Diseases transmitted by mosquitoes represent a real and dramatic threat for the majority of the world population and millions of people die every year of complications thereof. According to a recent investigation of the WHO, these insects are among the most important threats to public health, especially in developing countries. Alarming data show that one sixth of the illnesses afflicting people, are transmitted by mosquitoes and presently half of the population estimated live in risk zones. There are numerous diseases that can be transmitted by mosquitoes: malaria, dengue, West Nile virus, chikungunya, yellow fever, Japanese encephalitis, LaCrosse encephalitis, Saint Louis encephalitis, Zika virus.
Nations concerned spend billions of dollars to tackle and curb the “mosquito problem”. The mosquito vector controlling products' market is evaluated at over 35 billion dollars and mainly concentrated in the USA, Brazil and Europe. Despite the efforts made to control mosquito transmitted diseases, scourges like malaria and dengue continue to afflict millions of people and weigh on already low performing economies of endemic countries.
Primary efforts applied consist in educational programs to inform the population about risks regarding the diseases, prevention programs (widespread distribution of mosquito-nets, and other useful means), research programs to prevent further epidemics, treat afflicted people, vector control programs and extermination (massive insecticide use, chemical compounds, land reclaim).
Considering the lack of an effective vaccine, the main prevention tools adopted for coping with diseases transmitted by mosquitoes are insecticides applied either as Indoor Residual Sprays (IRSs) or directly to 'bed nets' (Insecticide Treated Nets - ITNs).
Unfortunately, these preventative methods actually used against mosquitoes are losing their effectiveness due to onset of resistance phenomena in vector populations; moreover, their massive use is highly toxic to both humans and the environment.
In spite of continuous research and application of traditional and new control strategies, mosquito-borne diseases continue to be a difficult challenge to win. In fact, some WHO experts have said that "...the elimination and subsequently eradication of malaria cannot be achieved by currently existing tools...". Likewise, some researchers involved in a special WHO program for Research and Training in Tropical Diseases (WHO-TDR) have stated that " ...we are collectively failing to meet the challenge posed by dengue as the disease spreads unabated and almost 40% of the world's population now lives at risk of contracting the disease...”.

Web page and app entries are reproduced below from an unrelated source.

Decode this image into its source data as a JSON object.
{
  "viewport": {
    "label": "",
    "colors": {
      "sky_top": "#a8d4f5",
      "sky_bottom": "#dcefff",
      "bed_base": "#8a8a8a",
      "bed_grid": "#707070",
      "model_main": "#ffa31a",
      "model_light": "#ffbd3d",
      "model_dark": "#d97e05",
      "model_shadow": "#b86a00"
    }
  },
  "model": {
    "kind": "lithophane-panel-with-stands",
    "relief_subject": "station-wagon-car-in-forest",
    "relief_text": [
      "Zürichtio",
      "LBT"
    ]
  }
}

The WHO recognised that “Innovative tools to tackle malaria and other vector-borne diseases are urgently needed”, in particular, “methods to improve the capacity to apply treatments persistent over time which provide us higher efficiency in urban communities and are economically sustainable” (WHO report, 2012).